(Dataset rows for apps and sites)
- - -

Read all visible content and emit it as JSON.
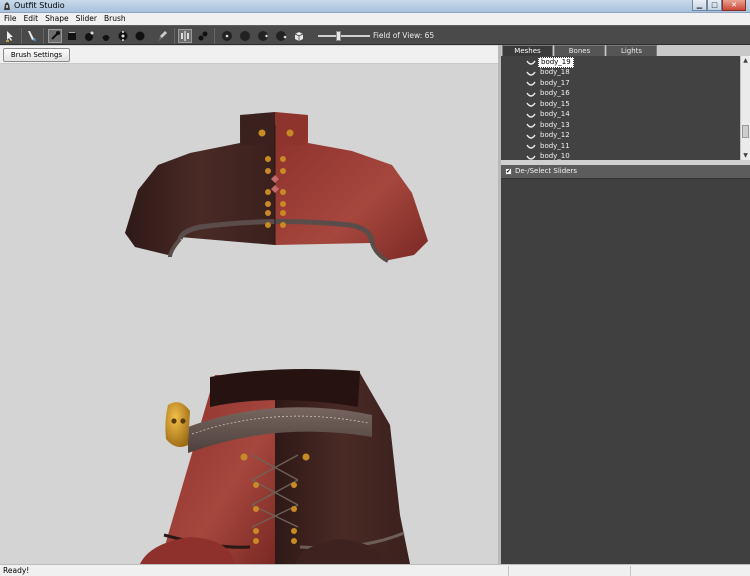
{
  "window": {
    "title": "Outfit Studio"
  },
  "menu": [
    "File",
    "Edit",
    "Shape",
    "Slider",
    "Brush"
  ],
  "toolbar": {
    "fov_label": "Field of View: 65",
    "fov_value": 65,
    "icons": [
      "select-icon",
      "brush-icon",
      "mask-brush-icon",
      "inflate-brush-icon",
      "deflate-brush-icon",
      "move-brush-icon",
      "smooth-brush-icon",
      "undiff-brush-icon",
      "weight-brush-icon",
      "color-brush-icon",
      "mirror-icon",
      "connected-icon",
      "view-front-icon",
      "view-back-icon",
      "view-left-icon",
      "view-right-icon",
      "perspective-icon"
    ]
  },
  "brush_settings": {
    "label": "Brush Settings >>"
  },
  "right_panel": {
    "tabs": [
      "Meshes",
      "Bones",
      "Lights"
    ],
    "active_tab": "Meshes",
    "meshes": [
      "body_19",
      "body_18",
      "body_17",
      "body_16",
      "body_15",
      "body_14",
      "body_13",
      "body_12",
      "body_11",
      "body_10"
    ],
    "selected_mesh": "body_19",
    "slider_header": "De-/Select Sliders",
    "slider_header_checked": true
  },
  "status": {
    "text": "Ready!"
  },
  "colors": {
    "toolbar_bg": "#4a4a4a",
    "panel_bg": "#3e3e3e",
    "viewport_bg": "#d3d4d3",
    "fabric_red": "#963a35",
    "fabric_dark": "#3f2320"
  }
}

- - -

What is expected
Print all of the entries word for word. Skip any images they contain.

Output for this exercise
Read all visible content and emit it as JSON.
{
  "window": {
    "title": "Outfit Studio"
  },
  "menu": [
    "File",
    "Edit",
    "Shape",
    "Slider",
    "Brush"
  ],
  "toolbar": {
    "fov_label": "Field of View: 65",
    "fov_value": 65,
    "icons": [
      "select-icon",
      "brush-icon",
      "mask-brush-icon",
      "inflate-brush-icon",
      "deflate-brush-icon",
      "move-brush-icon",
      "smooth-brush-icon",
      "undiff-brush-icon",
      "weight-brush-icon",
      "color-brush-icon",
      "mirror-icon",
      "connected-icon",
      "view-front-icon",
      "view-back-icon",
      "view-left-icon",
      "view-right-icon",
      "perspective-icon"
    ]
  },
  "brush_settings": {
    "label": "Brush Settings >>"
  },
  "right_panel": {
    "tabs": [
      "Meshes",
      "Bones",
      "Lights"
    ],
    "active_tab": "Meshes",
    "meshes": [
      "body_19",
      "body_18",
      "body_17",
      "body_16",
      "body_15",
      "body_14",
      "body_13",
      "body_12",
      "body_11",
      "body_10"
    ],
    "selected_mesh": "body_19",
    "slider_header": "De-/Select Sliders",
    "slider_header_checked": true
  },
  "status": {
    "text": "Ready!"
  },
  "colors": {
    "toolbar_bg": "#4a4a4a",
    "panel_bg": "#3e3e3e",
    "viewport_bg": "#d3d4d3",
    "fabric_red": "#963a35",
    "fabric_dark": "#3f2320"
  }
}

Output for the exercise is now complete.